SOURCE MATERIAL:
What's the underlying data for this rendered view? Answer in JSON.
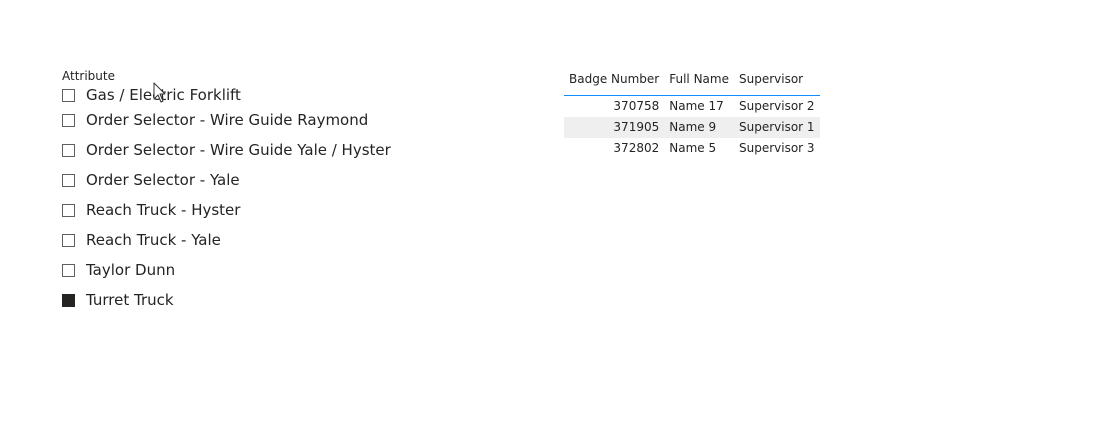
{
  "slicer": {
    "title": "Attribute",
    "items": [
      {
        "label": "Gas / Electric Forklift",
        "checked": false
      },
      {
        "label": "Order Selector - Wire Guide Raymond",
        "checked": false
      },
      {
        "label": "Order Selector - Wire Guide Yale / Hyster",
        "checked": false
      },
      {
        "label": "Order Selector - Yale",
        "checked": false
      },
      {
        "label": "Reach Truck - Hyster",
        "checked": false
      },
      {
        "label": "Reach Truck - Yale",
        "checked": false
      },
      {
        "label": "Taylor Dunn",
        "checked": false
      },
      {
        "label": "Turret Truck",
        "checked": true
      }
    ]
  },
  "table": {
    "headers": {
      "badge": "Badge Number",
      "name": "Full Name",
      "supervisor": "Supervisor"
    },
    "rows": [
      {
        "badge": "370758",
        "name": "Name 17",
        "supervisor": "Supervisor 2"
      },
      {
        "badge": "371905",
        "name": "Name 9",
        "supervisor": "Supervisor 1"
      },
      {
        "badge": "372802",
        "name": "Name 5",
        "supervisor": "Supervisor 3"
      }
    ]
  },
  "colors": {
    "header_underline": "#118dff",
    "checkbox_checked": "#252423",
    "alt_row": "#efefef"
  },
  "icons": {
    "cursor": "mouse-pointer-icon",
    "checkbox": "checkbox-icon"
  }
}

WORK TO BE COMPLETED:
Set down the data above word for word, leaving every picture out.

FINISHED TASK:
What's the underlying data for this rendered view? Answer in JSON.
{
  "slicer": {
    "title": "Attribute",
    "items": [
      {
        "label": "Gas / Electric Forklift",
        "checked": false
      },
      {
        "label": "Order Selector - Wire Guide Raymond",
        "checked": false
      },
      {
        "label": "Order Selector - Wire Guide Yale / Hyster",
        "checked": false
      },
      {
        "label": "Order Selector - Yale",
        "checked": false
      },
      {
        "label": "Reach Truck - Hyster",
        "checked": false
      },
      {
        "label": "Reach Truck - Yale",
        "checked": false
      },
      {
        "label": "Taylor Dunn",
        "checked": false
      },
      {
        "label": "Turret Truck",
        "checked": true
      }
    ]
  },
  "table": {
    "headers": {
      "badge": "Badge Number",
      "name": "Full Name",
      "supervisor": "Supervisor"
    },
    "rows": [
      {
        "badge": "370758",
        "name": "Name 17",
        "supervisor": "Supervisor 2"
      },
      {
        "badge": "371905",
        "name": "Name 9",
        "supervisor": "Supervisor 1"
      },
      {
        "badge": "372802",
        "name": "Name 5",
        "supervisor": "Supervisor 3"
      }
    ]
  },
  "colors": {
    "header_underline": "#118dff",
    "checkbox_checked": "#252423",
    "alt_row": "#efefef"
  },
  "icons": {
    "cursor": "mouse-pointer-icon",
    "checkbox": "checkbox-icon"
  }
}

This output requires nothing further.